[Start of section]

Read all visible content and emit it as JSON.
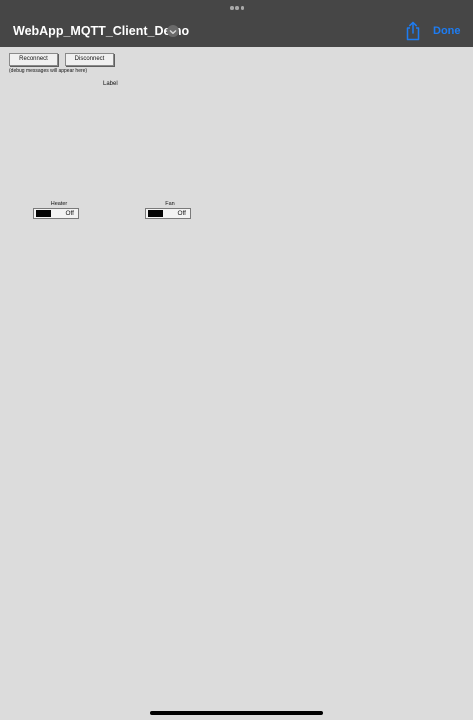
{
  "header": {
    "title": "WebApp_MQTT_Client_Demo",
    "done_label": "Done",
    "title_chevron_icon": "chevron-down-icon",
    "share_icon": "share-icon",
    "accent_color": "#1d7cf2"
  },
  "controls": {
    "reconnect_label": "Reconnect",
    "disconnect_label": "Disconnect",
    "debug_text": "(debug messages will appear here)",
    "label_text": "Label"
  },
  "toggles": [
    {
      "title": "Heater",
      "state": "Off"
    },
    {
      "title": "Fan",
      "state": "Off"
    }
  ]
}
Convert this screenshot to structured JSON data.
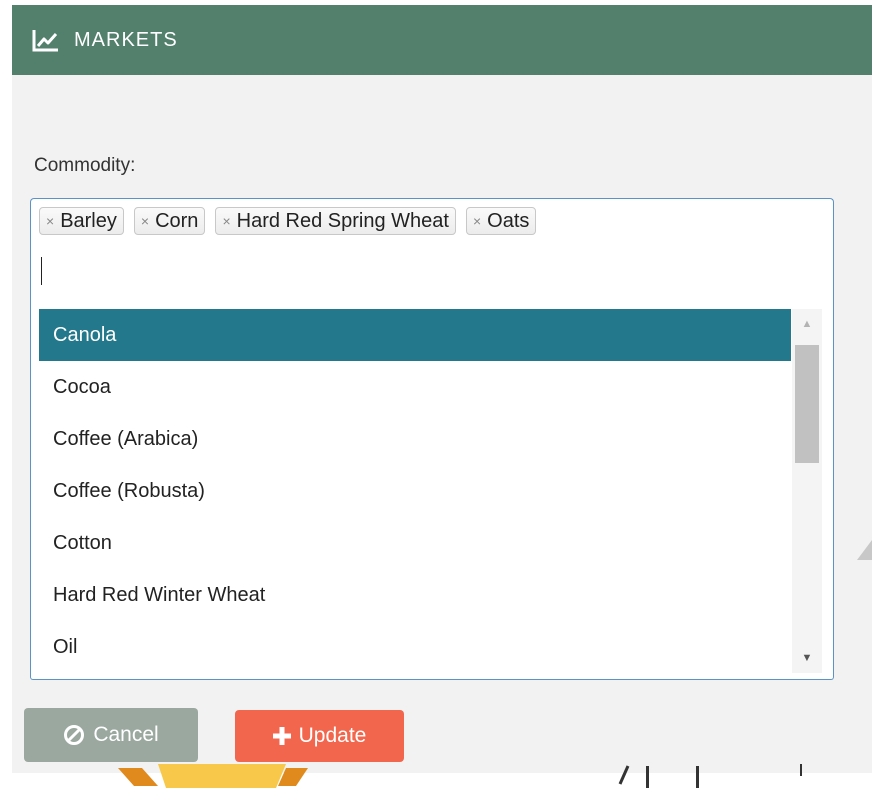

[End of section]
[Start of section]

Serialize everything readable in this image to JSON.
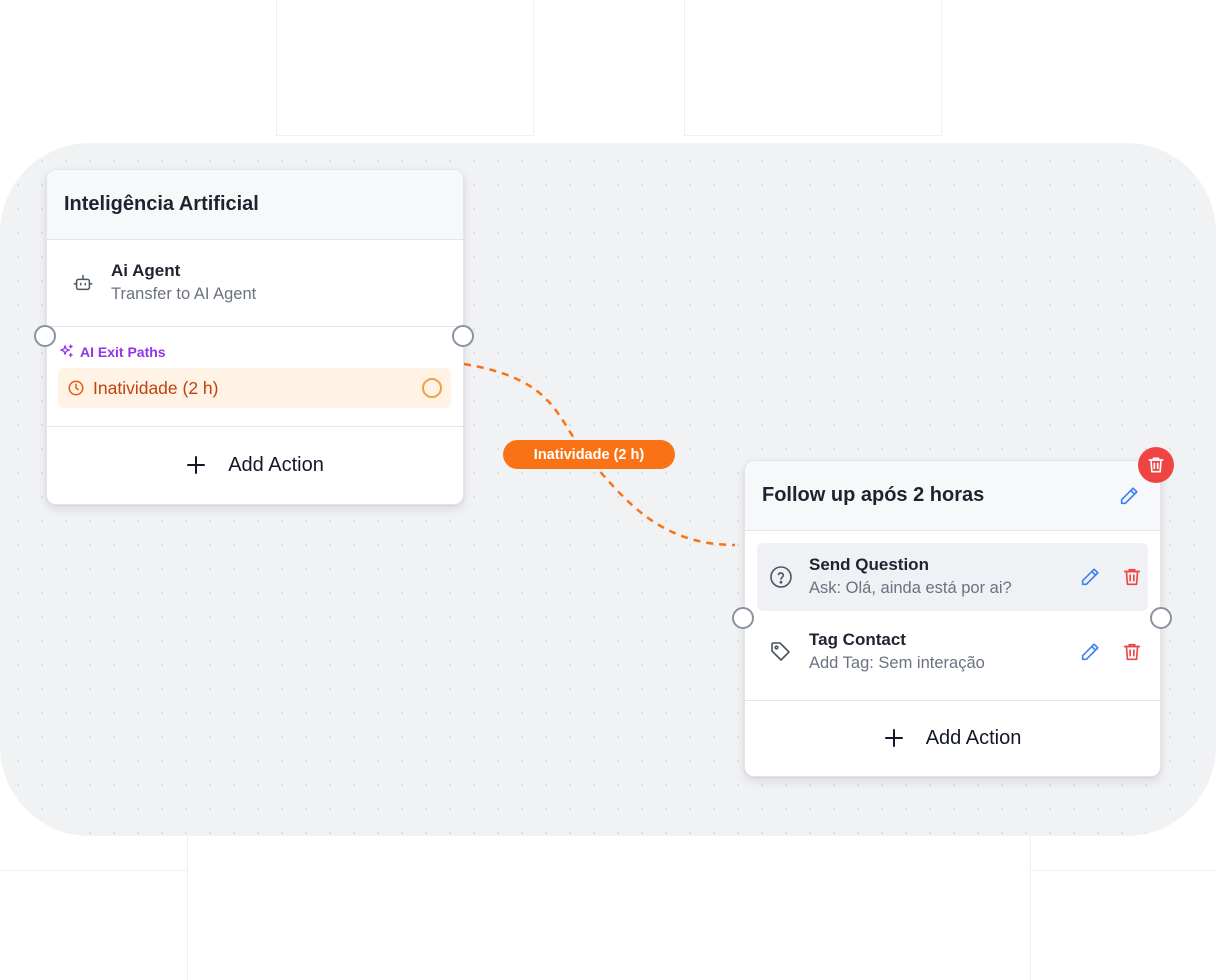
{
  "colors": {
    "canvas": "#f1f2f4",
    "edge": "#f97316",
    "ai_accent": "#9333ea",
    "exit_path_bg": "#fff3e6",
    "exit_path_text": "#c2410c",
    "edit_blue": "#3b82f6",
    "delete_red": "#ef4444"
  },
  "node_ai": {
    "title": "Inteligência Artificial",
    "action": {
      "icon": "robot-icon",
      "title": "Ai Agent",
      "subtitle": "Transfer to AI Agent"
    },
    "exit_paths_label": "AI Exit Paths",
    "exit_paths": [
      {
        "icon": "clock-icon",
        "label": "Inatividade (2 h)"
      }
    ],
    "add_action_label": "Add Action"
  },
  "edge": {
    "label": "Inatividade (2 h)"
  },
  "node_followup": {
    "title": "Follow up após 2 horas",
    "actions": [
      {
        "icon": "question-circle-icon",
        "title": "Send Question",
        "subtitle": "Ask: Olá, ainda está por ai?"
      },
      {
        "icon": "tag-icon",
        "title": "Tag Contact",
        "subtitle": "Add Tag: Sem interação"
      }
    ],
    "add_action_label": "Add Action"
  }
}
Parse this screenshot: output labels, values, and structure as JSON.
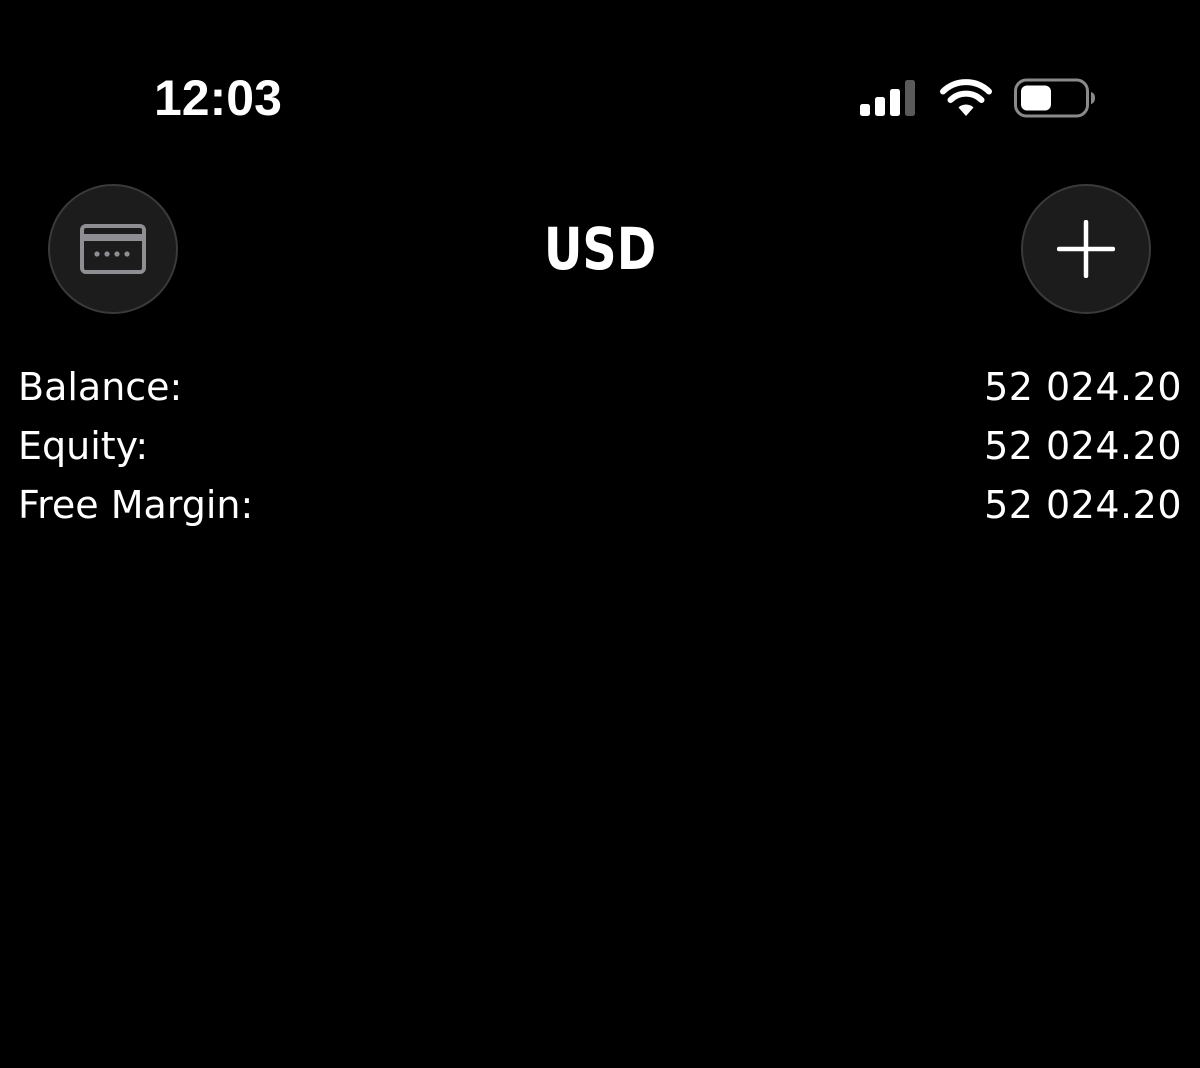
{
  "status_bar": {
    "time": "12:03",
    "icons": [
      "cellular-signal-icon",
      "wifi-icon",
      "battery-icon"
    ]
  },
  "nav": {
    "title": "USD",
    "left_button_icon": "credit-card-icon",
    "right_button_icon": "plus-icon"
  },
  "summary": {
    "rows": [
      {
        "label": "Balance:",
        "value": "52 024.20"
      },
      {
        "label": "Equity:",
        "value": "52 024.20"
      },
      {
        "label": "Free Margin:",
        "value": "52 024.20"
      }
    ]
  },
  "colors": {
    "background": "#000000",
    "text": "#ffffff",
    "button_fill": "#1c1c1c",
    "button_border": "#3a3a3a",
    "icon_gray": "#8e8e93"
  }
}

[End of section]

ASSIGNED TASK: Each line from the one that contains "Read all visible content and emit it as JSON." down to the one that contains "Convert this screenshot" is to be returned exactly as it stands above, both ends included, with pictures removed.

SOLUTION FOR THIS TASK:
Read all visible content and emit it as JSON.
{
  "header": {
    "title": "WebApp_MQTT_Client_Demo",
    "done_label": "Done",
    "title_chevron_icon": "chevron-down-icon",
    "share_icon": "share-icon",
    "accent_color": "#1d7cf2"
  },
  "controls": {
    "reconnect_label": "Reconnect",
    "disconnect_label": "Disconnect",
    "debug_text": "(debug messages will appear here)",
    "label_text": "Label"
  },
  "toggles": [
    {
      "title": "Heater",
      "state": "Off"
    },
    {
      "title": "Fan",
      "state": "Off"
    }
  ]
}
Convert this screenshot to structured JSON data.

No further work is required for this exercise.